One thing I did discover is that in Washington state, they give each driver an eye test when they renew their license.  When you look through the little viewfinder, there are three sets of three letters.  The first three test your left eye, middle three test both eyes, and the last three test your right eye.  For most people, they don't even notice.  For me, the test gets exponentially more difficult--

A X K   R G H  uh... I?  (eyes darting furiously back and forth) M...I think... geesh.  Q?  Could be Q...

I also can't see 3-D; I've been to the movies and the glasses do very little to make the action "pop" out at me.  Mostly I just get tired of watching a blurry movie and toss the glasses aside.  I tried one of the new 3-D TV sets at the local electronics store and I couldn't see any difference with or without the glasses.  I don't know what all the hype is about...I guess it's like trying to get a deaf person to appreciate the subtle nuances of a classical musical piece.  Eh.  Whatever.

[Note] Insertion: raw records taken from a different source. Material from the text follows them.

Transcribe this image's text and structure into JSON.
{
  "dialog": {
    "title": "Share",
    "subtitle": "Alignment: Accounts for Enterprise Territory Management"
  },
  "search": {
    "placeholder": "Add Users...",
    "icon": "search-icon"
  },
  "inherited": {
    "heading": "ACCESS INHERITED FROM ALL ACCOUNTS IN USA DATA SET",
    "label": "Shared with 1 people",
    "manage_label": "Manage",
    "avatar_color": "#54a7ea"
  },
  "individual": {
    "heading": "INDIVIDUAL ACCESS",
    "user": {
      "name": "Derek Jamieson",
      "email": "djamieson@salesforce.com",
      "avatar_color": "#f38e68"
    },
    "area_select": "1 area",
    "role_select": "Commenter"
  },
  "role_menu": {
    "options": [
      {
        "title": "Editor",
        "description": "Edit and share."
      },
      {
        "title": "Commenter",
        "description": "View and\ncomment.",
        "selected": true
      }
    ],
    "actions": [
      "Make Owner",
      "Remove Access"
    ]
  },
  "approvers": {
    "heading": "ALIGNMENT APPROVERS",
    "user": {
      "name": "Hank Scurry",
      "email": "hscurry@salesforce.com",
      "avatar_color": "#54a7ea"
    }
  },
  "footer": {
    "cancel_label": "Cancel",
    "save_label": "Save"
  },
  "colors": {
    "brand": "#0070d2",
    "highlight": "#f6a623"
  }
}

The school year is winding down--Emma has 4 more weeks as an 8th grader and then she's done!  The other two kids have another week of school while she gets to sleep in and spend a lot of time chatting with her bestie on her instant messenger thing that she closes every time I walk up behind her.  Little does she know that we're on a network and we can look up all kinds of activity....she's a good kid, though.  :)

Kelly's birthday was in the middle of the week, so we celebrated on Cinco de Mayo with good seats at the Sounders game.  It's really fun to have good seats right behind the players' bench--here they are in the pre-game huddle.  What's really spectacular is the energy from all the fans.  This game had 38,600 people in attendance and I'm not sure if it was our seats, the weather, or the ECS in full voice, but the chanting and singing was spectacular from the Brougham End.  Later we got to see it on TV and got to listen to Arlo White, the former Voice of the Sounders, who now broadcasts on NBC.

And wouldn't you know it, we ran into friends...Tom wrote to Kelly and said he was planning on coming to the game.  What we didn't know was that he had seats almost right in front of us!  What are the odds??  Tom was at our wedding a million years ago...although his hair was much longer then.

Monday I went with Cammie's class up to Pioneer Park for a field trip, which was great fun, and today after taking Emma down for her PFTs, I ran a Girl Scout meeting where they sewed some quilt blocks, just like they did at the Pioneer Park trip.  It went fairly well, although many of them would have preferred using a sewing machine rather than hand sewing.

Tomorrow I'm hoping to spend a little time sewing the rest of the quilt blocks together for the Road to the White House swap we're doing with the online group.  I have one set finished and three more to go--two of those sets are partially sewn but it'll take a day or two to finish, I think, especially with frequent interruptions of shuttling kids, laundering clothes, and cooking meals.  Could be worse.